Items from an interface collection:
============

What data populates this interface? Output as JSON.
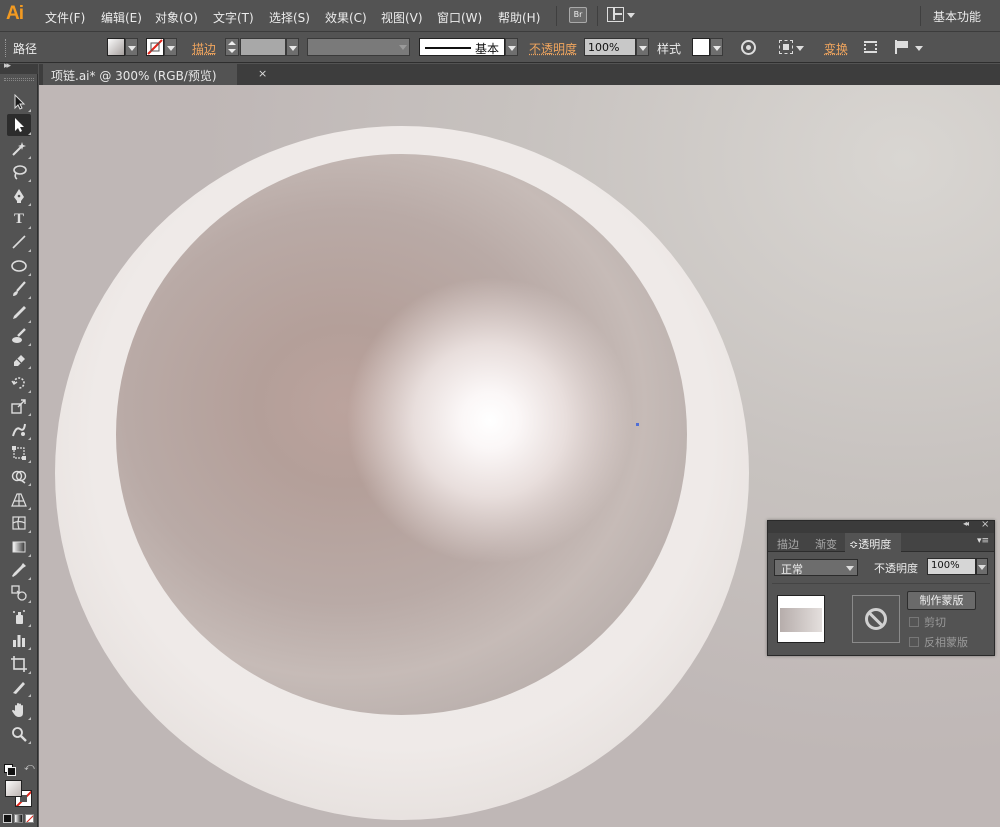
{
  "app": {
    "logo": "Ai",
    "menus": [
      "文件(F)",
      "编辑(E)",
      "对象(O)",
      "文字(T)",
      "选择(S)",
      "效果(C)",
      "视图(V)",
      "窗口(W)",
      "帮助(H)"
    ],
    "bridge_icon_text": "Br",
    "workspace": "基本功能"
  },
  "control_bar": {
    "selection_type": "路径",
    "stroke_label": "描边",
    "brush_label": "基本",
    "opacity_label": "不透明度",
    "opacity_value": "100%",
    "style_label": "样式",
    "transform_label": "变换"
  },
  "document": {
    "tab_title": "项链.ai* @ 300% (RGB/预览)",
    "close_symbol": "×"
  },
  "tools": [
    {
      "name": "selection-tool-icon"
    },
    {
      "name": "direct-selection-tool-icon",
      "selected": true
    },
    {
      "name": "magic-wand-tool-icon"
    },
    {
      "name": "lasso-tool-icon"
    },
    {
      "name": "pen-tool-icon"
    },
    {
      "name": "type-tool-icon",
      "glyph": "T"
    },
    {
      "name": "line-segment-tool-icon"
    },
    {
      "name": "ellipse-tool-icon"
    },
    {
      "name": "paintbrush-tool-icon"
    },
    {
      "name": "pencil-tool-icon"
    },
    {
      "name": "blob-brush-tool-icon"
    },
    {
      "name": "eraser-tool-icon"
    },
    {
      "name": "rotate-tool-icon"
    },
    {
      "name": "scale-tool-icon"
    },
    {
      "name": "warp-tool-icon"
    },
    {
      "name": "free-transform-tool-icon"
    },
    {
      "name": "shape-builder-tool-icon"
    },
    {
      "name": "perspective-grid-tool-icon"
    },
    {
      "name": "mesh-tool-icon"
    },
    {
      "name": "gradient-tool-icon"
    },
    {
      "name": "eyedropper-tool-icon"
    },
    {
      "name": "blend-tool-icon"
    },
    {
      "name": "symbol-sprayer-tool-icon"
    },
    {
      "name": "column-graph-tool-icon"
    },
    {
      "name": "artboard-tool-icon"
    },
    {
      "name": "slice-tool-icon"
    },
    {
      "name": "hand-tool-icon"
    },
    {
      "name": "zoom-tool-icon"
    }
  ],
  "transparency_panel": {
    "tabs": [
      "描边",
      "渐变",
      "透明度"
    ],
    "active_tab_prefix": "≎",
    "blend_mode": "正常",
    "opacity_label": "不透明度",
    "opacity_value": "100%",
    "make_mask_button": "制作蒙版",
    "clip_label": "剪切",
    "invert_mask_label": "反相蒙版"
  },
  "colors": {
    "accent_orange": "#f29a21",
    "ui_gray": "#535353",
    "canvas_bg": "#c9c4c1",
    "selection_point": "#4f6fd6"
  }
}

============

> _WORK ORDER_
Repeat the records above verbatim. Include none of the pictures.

> _RESULT OF THIS EXERCISE_
What data populates this interface? Output as JSON.
{
  "app": {
    "logo": "Ai",
    "menus": [
      "文件(F)",
      "编辑(E)",
      "对象(O)",
      "文字(T)",
      "选择(S)",
      "效果(C)",
      "视图(V)",
      "窗口(W)",
      "帮助(H)"
    ],
    "bridge_icon_text": "Br",
    "workspace": "基本功能"
  },
  "control_bar": {
    "selection_type": "路径",
    "stroke_label": "描边",
    "brush_label": "基本",
    "opacity_label": "不透明度",
    "opacity_value": "100%",
    "style_label": "样式",
    "transform_label": "变换"
  },
  "document": {
    "tab_title": "项链.ai* @ 300% (RGB/预览)",
    "close_symbol": "×"
  },
  "tools": [
    {
      "name": "selection-tool-icon"
    },
    {
      "name": "direct-selection-tool-icon",
      "selected": true
    },
    {
      "name": "magic-wand-tool-icon"
    },
    {
      "name": "lasso-tool-icon"
    },
    {
      "name": "pen-tool-icon"
    },
    {
      "name": "type-tool-icon",
      "glyph": "T"
    },
    {
      "name": "line-segment-tool-icon"
    },
    {
      "name": "ellipse-tool-icon"
    },
    {
      "name": "paintbrush-tool-icon"
    },
    {
      "name": "pencil-tool-icon"
    },
    {
      "name": "blob-brush-tool-icon"
    },
    {
      "name": "eraser-tool-icon"
    },
    {
      "name": "rotate-tool-icon"
    },
    {
      "name": "scale-tool-icon"
    },
    {
      "name": "warp-tool-icon"
    },
    {
      "name": "free-transform-tool-icon"
    },
    {
      "name": "shape-builder-tool-icon"
    },
    {
      "name": "perspective-grid-tool-icon"
    },
    {
      "name": "mesh-tool-icon"
    },
    {
      "name": "gradient-tool-icon"
    },
    {
      "name": "eyedropper-tool-icon"
    },
    {
      "name": "blend-tool-icon"
    },
    {
      "name": "symbol-sprayer-tool-icon"
    },
    {
      "name": "column-graph-tool-icon"
    },
    {
      "name": "artboard-tool-icon"
    },
    {
      "name": "slice-tool-icon"
    },
    {
      "name": "hand-tool-icon"
    },
    {
      "name": "zoom-tool-icon"
    }
  ],
  "transparency_panel": {
    "tabs": [
      "描边",
      "渐变",
      "透明度"
    ],
    "active_tab_prefix": "≎",
    "blend_mode": "正常",
    "opacity_label": "不透明度",
    "opacity_value": "100%",
    "make_mask_button": "制作蒙版",
    "clip_label": "剪切",
    "invert_mask_label": "反相蒙版"
  },
  "colors": {
    "accent_orange": "#f29a21",
    "ui_gray": "#535353",
    "canvas_bg": "#c9c4c1",
    "selection_point": "#4f6fd6"
  }
}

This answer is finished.